Gregg Alton has what seems like a disorienting job at Gilead Sciences Inc. He’s paid to figure out how to sell the drug Sovaldi, which infamously retails in the U.S. at $1,000 a pill, for relatively next to nothing.
The instructions for pricing the cure, which wipes out hepatitis C in just 12 weeks, basically go like this: “Get to as many patients as possible in low-income nations --and not lose money,” Alton says. “It’s very simple.”
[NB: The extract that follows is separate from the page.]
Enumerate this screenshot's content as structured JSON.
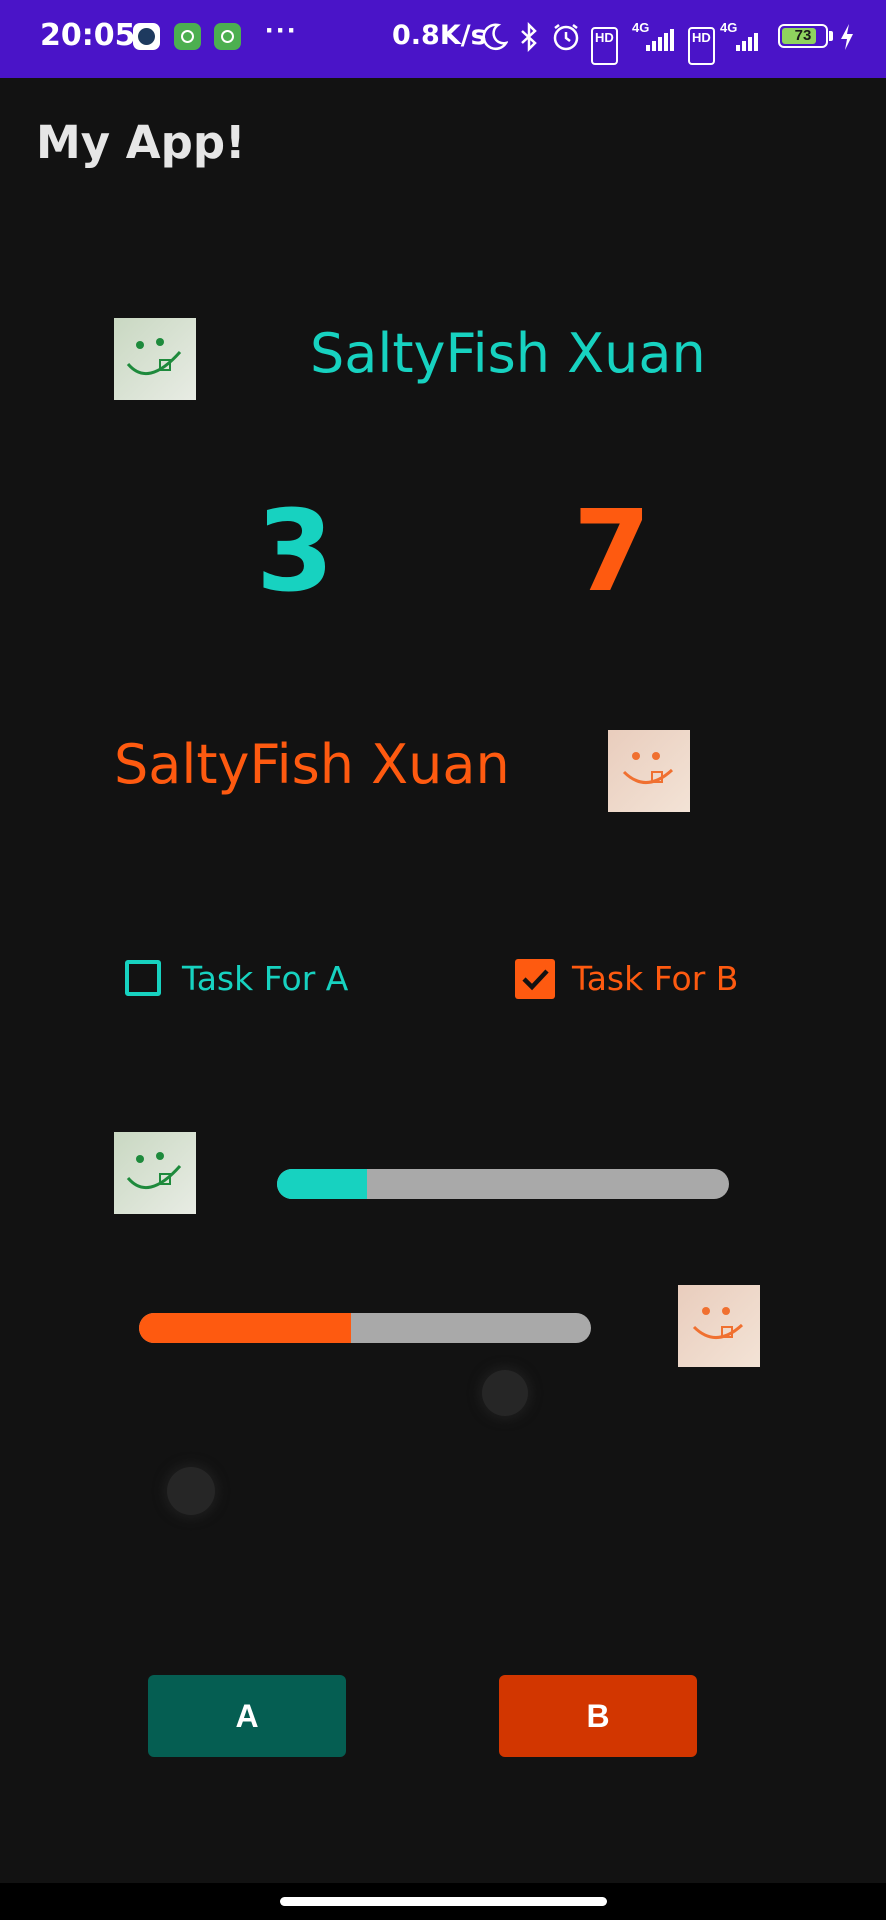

Actually, it’s not so simple, but it is controversial. Decisions about what to charge around the world for life-saving remedies have spurred debate ever since Big Pharma began offering some discounts after a backlash in the ’90s, when groundbreaking HIV treatments reduced deaths in wealthy countries and not poor ones. Criticism has been harsh with Sovaldi, one of the most expensive and best-selling drugs in history.